**Provided records**
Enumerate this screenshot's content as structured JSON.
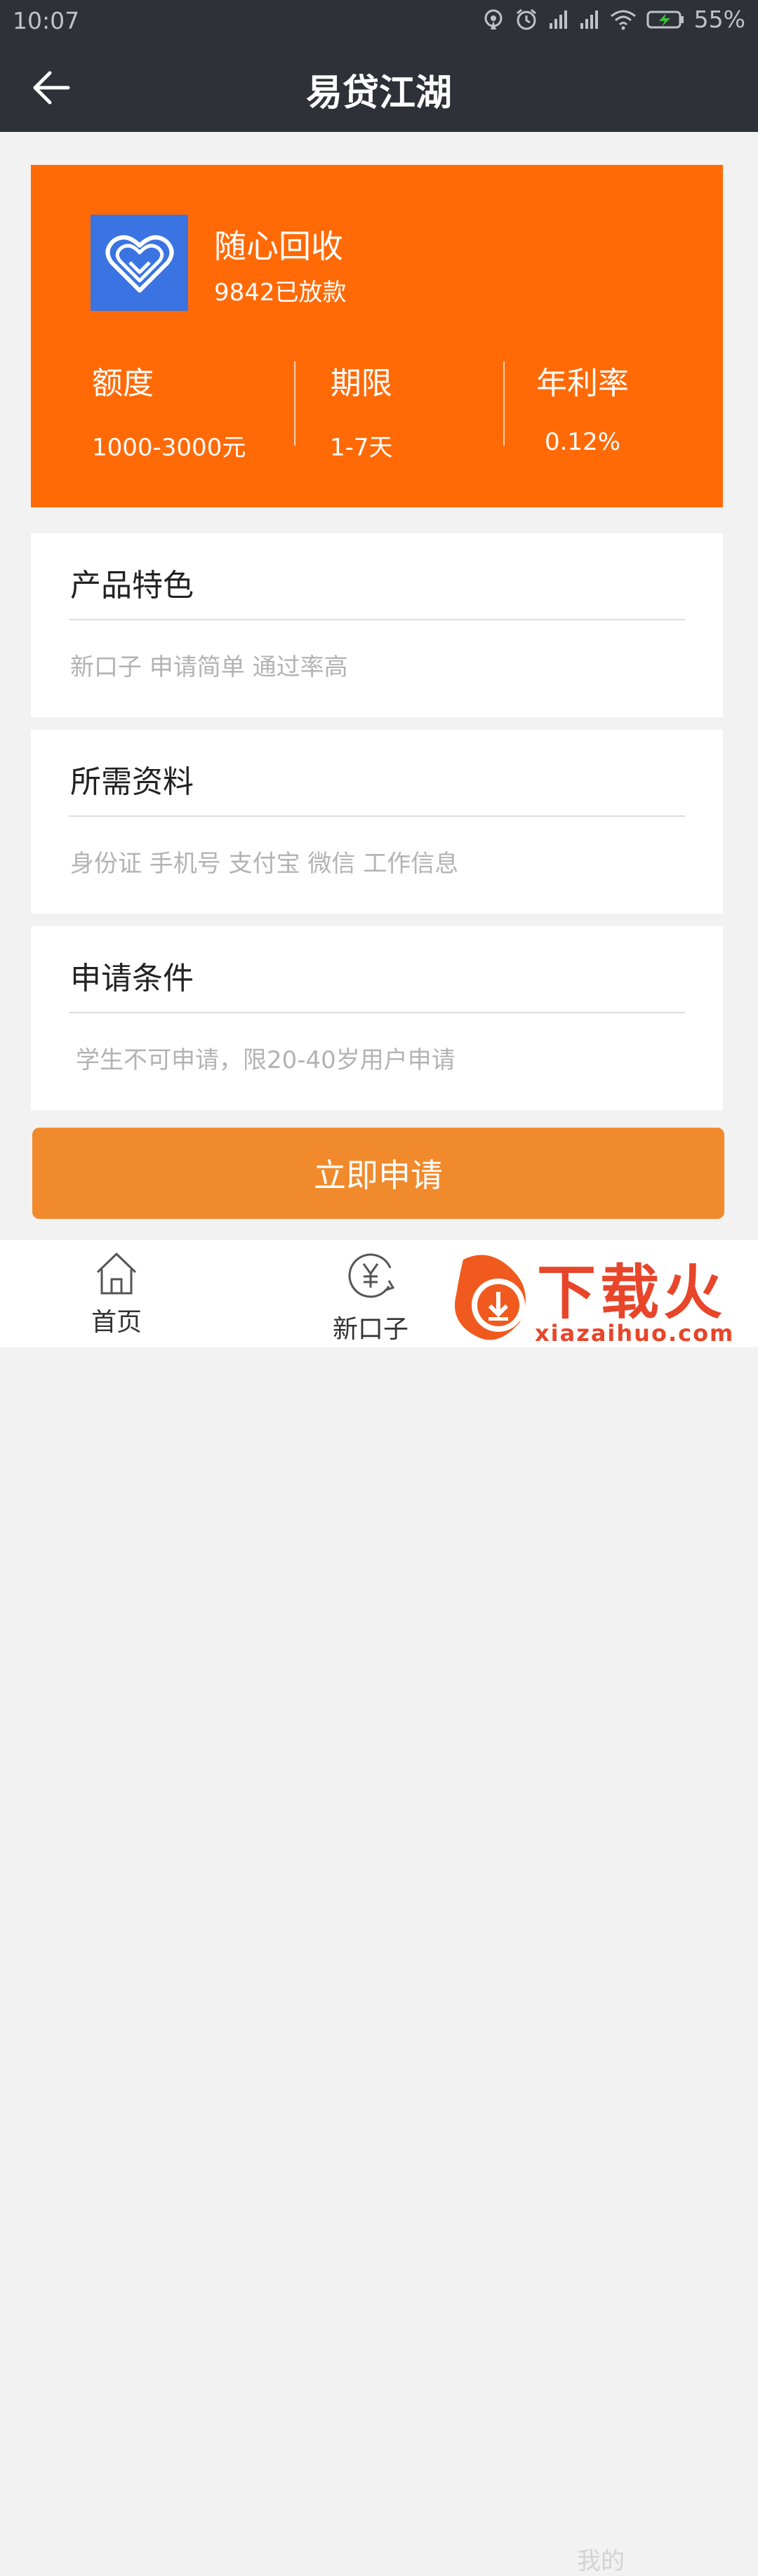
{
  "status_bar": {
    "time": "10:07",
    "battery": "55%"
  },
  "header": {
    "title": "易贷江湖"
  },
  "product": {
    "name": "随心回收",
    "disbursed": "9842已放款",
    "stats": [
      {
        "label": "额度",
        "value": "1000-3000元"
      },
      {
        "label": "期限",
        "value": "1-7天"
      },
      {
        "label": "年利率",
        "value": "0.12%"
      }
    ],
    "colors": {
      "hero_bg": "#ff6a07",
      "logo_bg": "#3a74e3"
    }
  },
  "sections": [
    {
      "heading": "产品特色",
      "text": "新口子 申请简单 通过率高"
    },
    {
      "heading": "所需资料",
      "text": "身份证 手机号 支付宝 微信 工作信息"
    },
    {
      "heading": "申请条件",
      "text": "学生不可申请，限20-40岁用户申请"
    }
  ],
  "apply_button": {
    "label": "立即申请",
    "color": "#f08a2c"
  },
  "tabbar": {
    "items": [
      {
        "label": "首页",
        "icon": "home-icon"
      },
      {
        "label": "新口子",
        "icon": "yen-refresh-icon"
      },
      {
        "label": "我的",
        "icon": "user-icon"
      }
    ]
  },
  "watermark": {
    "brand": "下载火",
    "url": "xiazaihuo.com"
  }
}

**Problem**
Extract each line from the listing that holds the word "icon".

**Response for this exercise**
        "icon": "home-icon"
        "icon": "yen-refresh-icon"
        "icon": "user-icon"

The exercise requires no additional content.